- Humility. I’m a firm believer that once you notice you’re humble, you’re not, and I already know I’m not that humble anyway, so maybe this is theoretical. But I can tell you that when RevCD opened the pulpit to me to preach on John 3 (a notoriously evangelical passage), I saw what humility in the face of differing views looks like, and it’s pretty compelling. (There’s also this blogpost about the kind of humility I’m talking about, described a lot better that I can say it.) Genuine humility allows people the seminarian or pastor disagrees with to feel heard anyway, and also opens potential for real, meaningful–and potentially life-changing–dialogue, without the student’s own ego getting in the way of the Good News.

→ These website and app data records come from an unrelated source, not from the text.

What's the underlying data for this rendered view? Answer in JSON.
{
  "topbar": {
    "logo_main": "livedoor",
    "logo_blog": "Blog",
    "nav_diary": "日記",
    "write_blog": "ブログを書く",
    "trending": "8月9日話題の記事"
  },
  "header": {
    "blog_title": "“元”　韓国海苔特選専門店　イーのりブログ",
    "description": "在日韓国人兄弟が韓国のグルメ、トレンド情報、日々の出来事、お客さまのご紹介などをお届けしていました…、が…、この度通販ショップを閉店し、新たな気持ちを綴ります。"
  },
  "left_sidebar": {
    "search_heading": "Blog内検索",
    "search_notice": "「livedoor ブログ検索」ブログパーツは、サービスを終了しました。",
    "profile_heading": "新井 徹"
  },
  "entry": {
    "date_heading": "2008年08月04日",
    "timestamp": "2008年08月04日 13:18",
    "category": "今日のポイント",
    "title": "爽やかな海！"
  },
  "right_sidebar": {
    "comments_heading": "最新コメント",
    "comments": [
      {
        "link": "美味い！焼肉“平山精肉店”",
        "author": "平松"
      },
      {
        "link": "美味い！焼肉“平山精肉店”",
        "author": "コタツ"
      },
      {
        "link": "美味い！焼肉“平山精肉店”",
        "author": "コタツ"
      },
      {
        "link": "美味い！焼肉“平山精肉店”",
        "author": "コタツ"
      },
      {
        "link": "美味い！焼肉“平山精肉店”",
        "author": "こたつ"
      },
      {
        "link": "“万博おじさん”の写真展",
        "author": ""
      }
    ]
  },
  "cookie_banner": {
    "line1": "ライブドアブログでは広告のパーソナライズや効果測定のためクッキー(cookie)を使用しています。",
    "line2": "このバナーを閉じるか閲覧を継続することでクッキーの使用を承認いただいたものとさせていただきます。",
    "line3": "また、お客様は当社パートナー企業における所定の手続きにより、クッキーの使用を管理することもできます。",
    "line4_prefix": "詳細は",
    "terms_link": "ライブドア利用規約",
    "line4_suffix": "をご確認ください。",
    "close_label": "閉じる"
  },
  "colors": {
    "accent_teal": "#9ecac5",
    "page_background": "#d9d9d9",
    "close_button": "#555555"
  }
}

- Love. When I didn’t walk out of those two sermons all those years back, it wasn’t because I thought what was said didn’t matter, or wasn’t dangerous, even, but because I did (and honestly still do). It was because I knew and cared about people in each of the churches represented. If I had walked out in either case, I may or may not have caused a scene, I only possibly would have made a statement (and probably not the one I wanted to make–again), and I indubitably would have shut down any opportunity to relate Jesus’ love to my friends in either of those churches in any meaningful way. From the perspective of one who has been ministered to, I can say that I receive such ministry much better if the person doing the ministering actually knows me, and loves me where I am and whether I stay there or not. If all I’m being handed is propositions, I get fed up pretty quickly–and this is me, a person who lives largely inside her own cranium, speaking. If all I’m handing to other people is propositions, the relationship is over before it starts. But if I remember that God loved the world so much He became one of us, who certainly weren’t on track with Him, to save us through relationship with Him, then I can enter any community He leads me to, for however long He leads me there. I can start to let Him love the people around me, through me. I can trust Him to bring us both into the state of mind and heart that He wants for us.